══ Material provided

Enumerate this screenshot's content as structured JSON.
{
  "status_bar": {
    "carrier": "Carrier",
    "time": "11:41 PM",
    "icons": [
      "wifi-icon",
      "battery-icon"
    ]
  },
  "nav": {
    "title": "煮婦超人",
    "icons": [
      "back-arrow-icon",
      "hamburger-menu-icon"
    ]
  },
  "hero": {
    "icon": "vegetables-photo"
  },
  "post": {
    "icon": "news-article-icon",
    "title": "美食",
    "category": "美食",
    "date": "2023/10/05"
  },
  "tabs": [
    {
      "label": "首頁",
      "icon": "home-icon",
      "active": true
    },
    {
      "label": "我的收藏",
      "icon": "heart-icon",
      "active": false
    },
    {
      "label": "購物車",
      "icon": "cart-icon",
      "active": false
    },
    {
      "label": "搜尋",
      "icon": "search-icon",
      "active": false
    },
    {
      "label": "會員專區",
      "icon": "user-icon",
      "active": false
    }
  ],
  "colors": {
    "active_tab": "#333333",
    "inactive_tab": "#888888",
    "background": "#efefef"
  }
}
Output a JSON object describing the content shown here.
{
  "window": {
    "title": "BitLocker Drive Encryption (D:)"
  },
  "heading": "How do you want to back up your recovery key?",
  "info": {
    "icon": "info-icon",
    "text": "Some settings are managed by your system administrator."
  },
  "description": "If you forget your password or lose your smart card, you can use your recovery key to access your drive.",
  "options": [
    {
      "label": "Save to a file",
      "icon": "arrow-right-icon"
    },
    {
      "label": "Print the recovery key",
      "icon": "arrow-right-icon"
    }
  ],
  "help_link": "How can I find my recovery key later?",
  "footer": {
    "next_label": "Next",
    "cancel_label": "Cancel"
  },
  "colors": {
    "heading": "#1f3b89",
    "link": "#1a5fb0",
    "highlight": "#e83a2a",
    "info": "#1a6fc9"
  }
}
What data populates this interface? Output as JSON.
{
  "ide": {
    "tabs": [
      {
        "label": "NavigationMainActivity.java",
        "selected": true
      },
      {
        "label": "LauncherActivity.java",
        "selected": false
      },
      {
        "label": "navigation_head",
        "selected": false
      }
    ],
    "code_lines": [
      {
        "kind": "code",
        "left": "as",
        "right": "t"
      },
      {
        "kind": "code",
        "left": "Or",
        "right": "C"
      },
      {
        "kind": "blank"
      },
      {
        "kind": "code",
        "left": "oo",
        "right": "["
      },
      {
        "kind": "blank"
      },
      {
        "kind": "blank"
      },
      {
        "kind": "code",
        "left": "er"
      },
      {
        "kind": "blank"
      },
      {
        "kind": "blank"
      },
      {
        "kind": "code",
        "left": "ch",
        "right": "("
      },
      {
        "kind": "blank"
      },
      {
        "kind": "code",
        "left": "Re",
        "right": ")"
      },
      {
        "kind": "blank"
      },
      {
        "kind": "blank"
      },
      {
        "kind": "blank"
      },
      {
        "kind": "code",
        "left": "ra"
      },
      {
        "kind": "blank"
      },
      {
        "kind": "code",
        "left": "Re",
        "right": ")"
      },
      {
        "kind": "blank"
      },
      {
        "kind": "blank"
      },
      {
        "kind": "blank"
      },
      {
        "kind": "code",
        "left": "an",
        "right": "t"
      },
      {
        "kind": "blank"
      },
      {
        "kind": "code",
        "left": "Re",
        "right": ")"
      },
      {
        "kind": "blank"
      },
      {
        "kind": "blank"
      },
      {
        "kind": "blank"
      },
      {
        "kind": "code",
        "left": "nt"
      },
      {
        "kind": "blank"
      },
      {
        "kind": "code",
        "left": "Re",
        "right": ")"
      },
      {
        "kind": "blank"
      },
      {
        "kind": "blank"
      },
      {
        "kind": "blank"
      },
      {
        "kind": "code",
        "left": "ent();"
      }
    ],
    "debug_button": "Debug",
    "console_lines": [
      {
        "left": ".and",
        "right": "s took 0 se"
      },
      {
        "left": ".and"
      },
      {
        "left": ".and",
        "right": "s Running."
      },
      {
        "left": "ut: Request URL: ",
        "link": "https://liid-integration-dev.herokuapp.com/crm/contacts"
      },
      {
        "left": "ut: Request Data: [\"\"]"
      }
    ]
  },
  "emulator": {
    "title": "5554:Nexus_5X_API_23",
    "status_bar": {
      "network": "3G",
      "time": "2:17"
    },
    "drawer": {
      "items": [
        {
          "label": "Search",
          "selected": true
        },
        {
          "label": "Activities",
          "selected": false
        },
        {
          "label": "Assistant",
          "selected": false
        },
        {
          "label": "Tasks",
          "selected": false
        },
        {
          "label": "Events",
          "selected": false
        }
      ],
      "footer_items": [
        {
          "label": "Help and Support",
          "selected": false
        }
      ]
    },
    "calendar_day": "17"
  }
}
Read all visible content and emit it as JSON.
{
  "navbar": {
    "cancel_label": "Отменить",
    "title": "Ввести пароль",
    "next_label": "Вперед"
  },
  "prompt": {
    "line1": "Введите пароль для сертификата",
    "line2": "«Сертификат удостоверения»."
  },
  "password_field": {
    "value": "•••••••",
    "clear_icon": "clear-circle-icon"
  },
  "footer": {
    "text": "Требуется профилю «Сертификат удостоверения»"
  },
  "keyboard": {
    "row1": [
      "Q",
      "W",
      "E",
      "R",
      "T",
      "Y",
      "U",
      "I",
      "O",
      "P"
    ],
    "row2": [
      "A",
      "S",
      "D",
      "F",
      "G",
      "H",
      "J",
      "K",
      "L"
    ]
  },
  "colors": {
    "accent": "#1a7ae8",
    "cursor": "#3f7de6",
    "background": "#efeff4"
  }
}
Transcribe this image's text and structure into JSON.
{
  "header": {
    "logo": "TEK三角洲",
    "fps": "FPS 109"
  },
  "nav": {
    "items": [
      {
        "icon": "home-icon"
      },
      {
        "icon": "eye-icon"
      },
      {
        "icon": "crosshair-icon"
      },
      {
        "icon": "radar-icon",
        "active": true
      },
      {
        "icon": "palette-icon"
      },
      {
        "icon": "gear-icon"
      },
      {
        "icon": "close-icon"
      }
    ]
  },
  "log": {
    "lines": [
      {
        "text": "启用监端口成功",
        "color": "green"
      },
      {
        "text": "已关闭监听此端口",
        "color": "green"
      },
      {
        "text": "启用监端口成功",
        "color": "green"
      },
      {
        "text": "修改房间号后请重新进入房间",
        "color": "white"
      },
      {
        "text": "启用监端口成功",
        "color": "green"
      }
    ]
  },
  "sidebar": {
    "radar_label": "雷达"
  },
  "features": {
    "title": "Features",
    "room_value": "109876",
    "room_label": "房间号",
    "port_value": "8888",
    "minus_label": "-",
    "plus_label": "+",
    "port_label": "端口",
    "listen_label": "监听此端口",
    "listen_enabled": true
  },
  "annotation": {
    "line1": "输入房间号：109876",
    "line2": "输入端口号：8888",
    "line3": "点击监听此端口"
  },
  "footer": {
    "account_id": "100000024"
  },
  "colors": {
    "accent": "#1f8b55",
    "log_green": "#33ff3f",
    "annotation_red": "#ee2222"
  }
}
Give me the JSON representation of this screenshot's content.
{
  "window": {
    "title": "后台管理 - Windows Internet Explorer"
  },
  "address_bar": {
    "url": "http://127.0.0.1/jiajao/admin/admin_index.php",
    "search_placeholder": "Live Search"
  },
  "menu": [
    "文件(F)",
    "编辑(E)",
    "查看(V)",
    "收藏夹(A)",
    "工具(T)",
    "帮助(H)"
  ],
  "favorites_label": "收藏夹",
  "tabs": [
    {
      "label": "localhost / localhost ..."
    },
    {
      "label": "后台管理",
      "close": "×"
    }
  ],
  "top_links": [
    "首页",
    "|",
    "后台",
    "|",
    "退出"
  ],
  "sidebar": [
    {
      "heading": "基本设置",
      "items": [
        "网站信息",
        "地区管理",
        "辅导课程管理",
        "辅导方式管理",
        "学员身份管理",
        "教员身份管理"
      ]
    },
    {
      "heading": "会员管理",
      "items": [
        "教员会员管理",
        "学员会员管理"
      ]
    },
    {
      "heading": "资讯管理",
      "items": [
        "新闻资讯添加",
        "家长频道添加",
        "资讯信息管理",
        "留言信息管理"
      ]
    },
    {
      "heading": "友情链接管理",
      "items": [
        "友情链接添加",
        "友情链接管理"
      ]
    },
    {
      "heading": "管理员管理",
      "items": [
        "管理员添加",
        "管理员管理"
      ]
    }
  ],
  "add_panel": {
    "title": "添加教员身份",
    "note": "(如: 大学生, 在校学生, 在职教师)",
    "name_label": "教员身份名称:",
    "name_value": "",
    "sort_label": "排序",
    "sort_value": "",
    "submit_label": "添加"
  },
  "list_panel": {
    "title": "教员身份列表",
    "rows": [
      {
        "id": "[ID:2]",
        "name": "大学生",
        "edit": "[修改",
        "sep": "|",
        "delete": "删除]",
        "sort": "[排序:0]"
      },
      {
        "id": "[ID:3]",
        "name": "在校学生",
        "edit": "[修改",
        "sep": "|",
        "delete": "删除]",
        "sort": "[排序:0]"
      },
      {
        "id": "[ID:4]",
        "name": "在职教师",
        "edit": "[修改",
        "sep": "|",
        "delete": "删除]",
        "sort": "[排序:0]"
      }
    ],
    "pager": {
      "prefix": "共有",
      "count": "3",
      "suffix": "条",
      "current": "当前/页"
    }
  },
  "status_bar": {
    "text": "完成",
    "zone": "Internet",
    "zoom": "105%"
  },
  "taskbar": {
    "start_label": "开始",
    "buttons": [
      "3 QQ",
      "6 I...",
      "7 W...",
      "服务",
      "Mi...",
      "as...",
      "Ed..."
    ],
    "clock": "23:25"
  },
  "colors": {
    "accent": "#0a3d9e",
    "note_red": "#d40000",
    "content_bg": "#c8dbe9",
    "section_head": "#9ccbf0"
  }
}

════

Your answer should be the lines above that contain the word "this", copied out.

■ **Completed exercise**:
Enumerate this screenshot's content as structured JSON.
What data populates this interface? Output as JSON.
Transcribe this image's text and structure into JSON.
Give me the JSON representation of this screenshot's content.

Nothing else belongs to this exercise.